Re: use of RDRAND in $random_library
Joey Hess wrote:
> I stumbled over a library which has switched to using RDRAND in a new
> upsteam version (not yet packaged), instead of /dev/urandom.
> I don't have a stong opinion on the security of RDRAND, which is a
> contentious topic in a domain I am not expert in. However, I would much
> rather rely on linux developers to make the right decision on that,
> rather than libraries deciding on an ad-hoc basis. Especially because
> the kernel has a wider spectrum of choices than use/avoid (IIRC it
> currently mixes in RDRAND with other entropy sources.)
> Perhaps we should avoid libraries in Debian using RDRAND directly,
> if the library has uses related to security. (Maybe some game or
> simulation library would have a good reason to use it.)
Any program desiring high-performance random numbers has a good reason to use
RDRAND or RDSEED: they produce randomness *far* faster than the kernel, and
with less latency. (For instance, dd if=/dev/urandom of=/dev/disk-to-wipe is
typically gated by the speed of /dev/urandom rather than the disk.) The kernel
should be using RDRAND or RDSEED as appropriate, and it's sad that it doesn't
(or, at least, it's sad that there's no configuration option to do so).
That said, we might want to encourage upstreams to use standardized libraries
that detect the availability of hardware random number generation and
automatically fall back to /dev/urandom or /dev/random (depending on the type
of randomness requested), rather than open-coding such detection/fallback and
inline assembly. That would also help incorporate support for other types of
hardware random number generators, rather than only supporting whatever random
randomness a library author happened to add support for.
> Would it make sense to scan for the opcode?
No, let's not propagate this issue outside the kernel. Anyone wishing to
complain about the use of hardware-accelerated randomness should argue that
upstream with projects that adopt it; Debian should not be taking a position on
this one way or another.
However, just as we encourage projects to reuse libraries rather than

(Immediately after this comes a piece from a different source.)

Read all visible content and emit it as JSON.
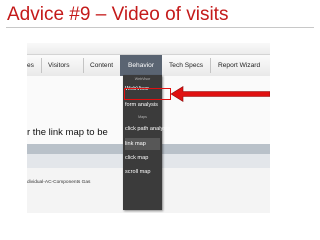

copying code around, we *should* encourage projects to use standardized
randomness libraries rather than hardcoding rdrand (or, for that matter,
- Josh Triplett